  • And you guys recently changed your logo, which

  • I like very much, by the way.

  • I was really early out of the box in Twitter

  • and said something like, this is really good.

  • And it was one of the few really impulsive things

  • I've ever done on Twitter.

  • And then journalists started calling me up

  • to get me to weigh in publicly about the logo.

  • But I've designed logos that other people of weighed in

  • publicly on.

  • And I'm sort of-- I don't think everyone should be weighing

  • in publicly about logos.

  • And a lot of times I sort of think if-- back in the '60s,

  • there was a little private moment between me and my dad.

  • Very private.

  • If my dad was drinking a beer with our next door neighbor,

  • and he had brought up that logo with another adult,

  • that guy would have thought he was insane.

  • You know what I really like?

  • What do you like, Lenny?

  • That logo for Clark Forklift Trucks.

  • Ever seen it?

  • Like my next door neighbor would be like, what the fuck?

  • What?

  • So people didn't talk about logos in these days.

  • They talk about them all the time now, don't they?

  • I mean, you put out a logo and all

  • of a sudden it's like people are analyzing it.

  • I don't know if you read "The New Yorker" over here.

  • But some lady in "The New Yorker"

  • wrote this nostalgic poem about how beautiful the old Google

  • logo was, which personally, I just

  • thought that was preposterous.

  • She was saying, oh, the serifs were

  • referring to centuries of literary tradition,

  • and now it's all been sanded away.

  • I just think the way that all the O's line
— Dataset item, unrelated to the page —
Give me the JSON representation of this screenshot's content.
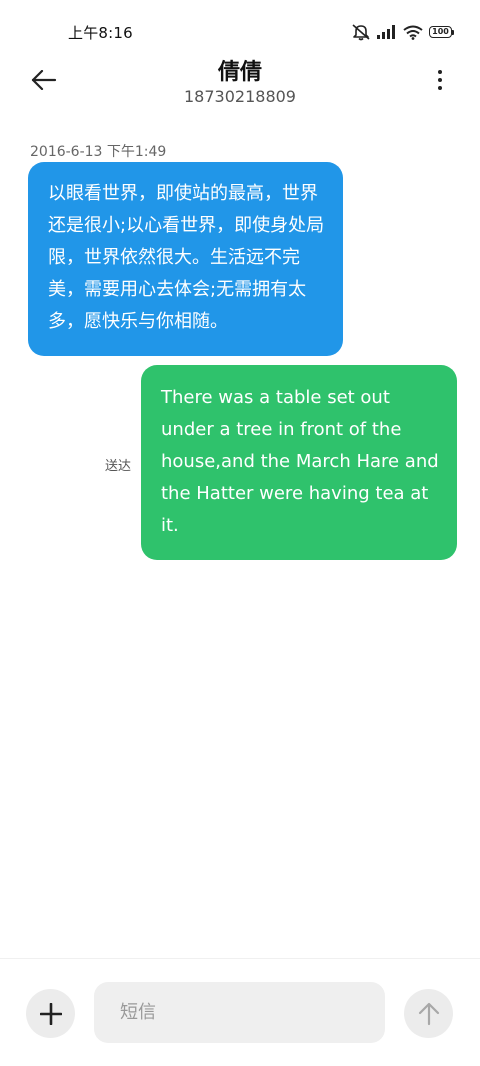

  • up on in the search thing is just-- it's all very nice.

  • So at any rate, I'm going to going to show you something

  • that I worked on.

  • And it's something that actually came out very well,

  • but had false starts along the way.

  • So for the first time anywhere, I'm

  • showing the first thing that we proposed, which was rejected.

  • I've never shown this before.

  • The thing that was accepted is, I think, still on view

  • as part of Designs of the Year at the Design Museum

  • here in London.

  • But the rejected thing has never been shown

  • publicly outside of the client.

  • So here you go.

  • Oh, this is for this book.

  • And so what I really find interesting

  • is how design is about solving problems and doing things.

  • And so it's art or creativity for a purpose, right?

  • So the purpose has to do with how you do something.

  • And when I'm working with a client,

  • the first thing I try to do is figure out

  • what they're trying to solve and how to solve it, basically.

  • OK.

  • So this was actually the end, about designing two dozen logos

  • at the same time.

  • So the client is the MIT Media Lab.

  • You guys know what that is?

  • It's Massachusetts Institute of Technology.

  • In 1985, or 19-- I'm trying to do the math here.

  • It was the 20th anniversary in 1910,

  • so 1990-- I thought it was 1985--

  • celebrated their anniversary.

  • And they had been started at MIT to sort of explore

  • where media and technology could all meet up.

  • It's actually a couple of buildings

  • that house a bunch of small research

  • groups, two dozen little research groups that

  • more or less have free rein to just explore

  • whatever they want.

  • On the occasion of the anniversary,

  • this wonderful new identity system

  • was created by a guy who was then at the Media Lab

  • named Richard Tay.

  • Then he came to Google.

  • I think he might still be at Google in California.

  • He's a great, great, great designer.

  • And if you don't know what that looked like,

  • this is what it was.

  • And the trick with this was, that thing

  • you see there was just one permutation of the logo.

  • He had written an algorithm or something,

  • or someone wrote some algorithm.

  • You guys all know what algorithms are.

  • I use that word a lot.

  • I really don't know what it means.

  • I went to art school so I didn't have

  • to take anything beyond Algebra II in high school.

  • I apologize.

  • You can kick me out now if you want.

  • So within that system, there's a bunch of squares.

  • And then those squares have colors

  • that extrude off the squares.

  • And then it makes 40,000, supposedly, different versions

  • of that thing, OK?